Input material >>
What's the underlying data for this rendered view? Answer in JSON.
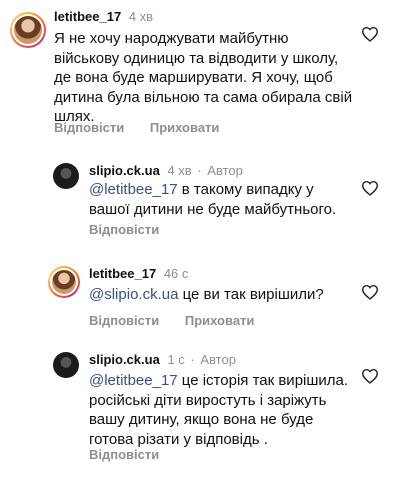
{
  "comments": [
    {
      "username": "letitbee_17",
      "time": "4 хв",
      "author_label": "",
      "text": "Я не хочу народжувати майбутню військову одиницю та відводити у школу, де вона буде марширувати. Я хочу, щоб дитина була вільною та сама обирала свій шлях.",
      "reply": "Відповісти",
      "hide": "Приховати"
    },
    {
      "username": "slipio.ck.ua",
      "time": "4 хв",
      "author_label": "Автор",
      "mention": "@letitbee_17",
      "text": " в такому випадку у вашої дитини не буде майбутнього.",
      "reply": "Відповісти"
    },
    {
      "username": "letitbee_17",
      "time": "46 с",
      "author_label": "",
      "mention": "@slipio.ck.ua",
      "text": " це ви так вирішили?",
      "reply": "Відповісти",
      "hide": "Приховати"
    },
    {
      "username": "slipio.ck.ua",
      "time": "1 с",
      "author_label": "Автор",
      "mention": "@letitbee_17",
      "text": " це історія так вирішила. російські діти виростуть і заріжуть вашу дитину, якщо вона не буде готова різати у відповідь .",
      "reply": "Відповісти"
    }
  ],
  "separator": "·"
}
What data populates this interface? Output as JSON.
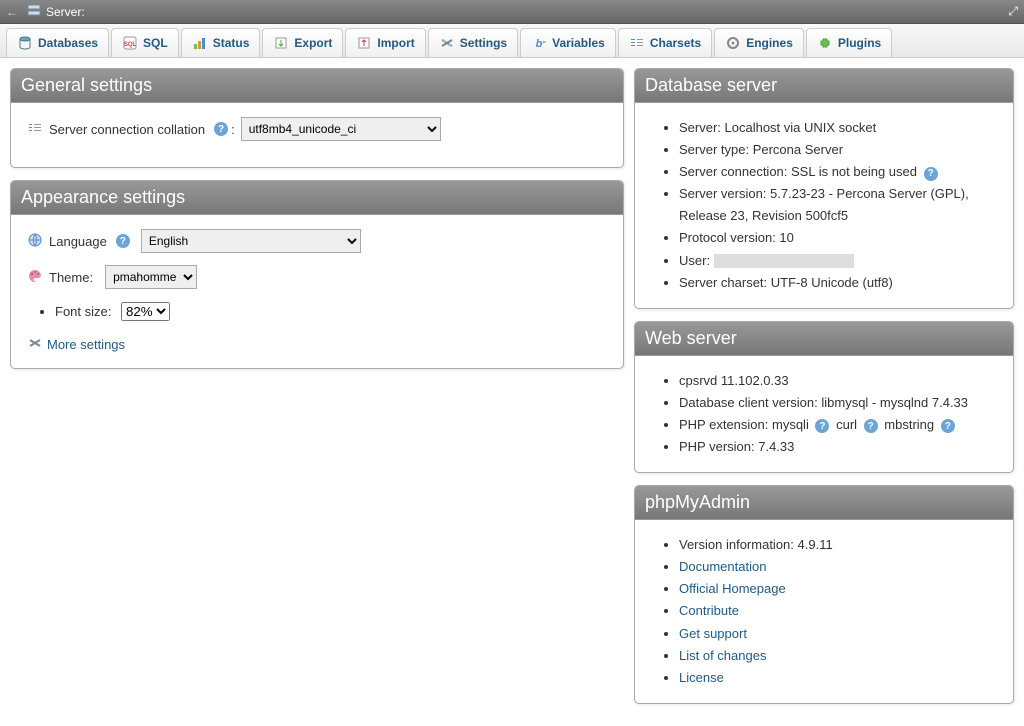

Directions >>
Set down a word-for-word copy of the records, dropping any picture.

Worked solution >>
What's the underlying data for this rendered view? Answer in JSON.
{
  "comments": [
    {
      "username": "letitbee_17",
      "time": "4 хв",
      "author_label": "",
      "text": "Я не хочу народжувати майбутню військову одиницю та відводити у школу, де вона буде марширувати. Я хочу, щоб дитина була вільною та сама обирала свій шлях.",
      "reply": "Відповісти",
      "hide": "Приховати"
    },
    {
      "username": "slipio.ck.ua",
      "time": "4 хв",
      "author_label": "Автор",
      "mention": "@letitbee_17",
      "text": " в такому випадку у вашої дитини не буде майбутнього.",
      "reply": "Відповісти"
    },
    {
      "username": "letitbee_17",
      "time": "46 с",
      "author_label": "",
      "mention": "@slipio.ck.ua",
      "text": " це ви так вирішили?",
      "reply": "Відповісти",
      "hide": "Приховати"
    },
    {
      "username": "slipio.ck.ua",
      "time": "1 с",
      "author_label": "Автор",
      "mention": "@letitbee_17",
      "text": " це історія так вирішила. російські діти виростуть і заріжуть вашу дитину, якщо вона не буде готова різати у відповідь .",
      "reply": "Відповісти"
    }
  ],
  "separator": "·"
}
What data populates this interface? Output as JSON.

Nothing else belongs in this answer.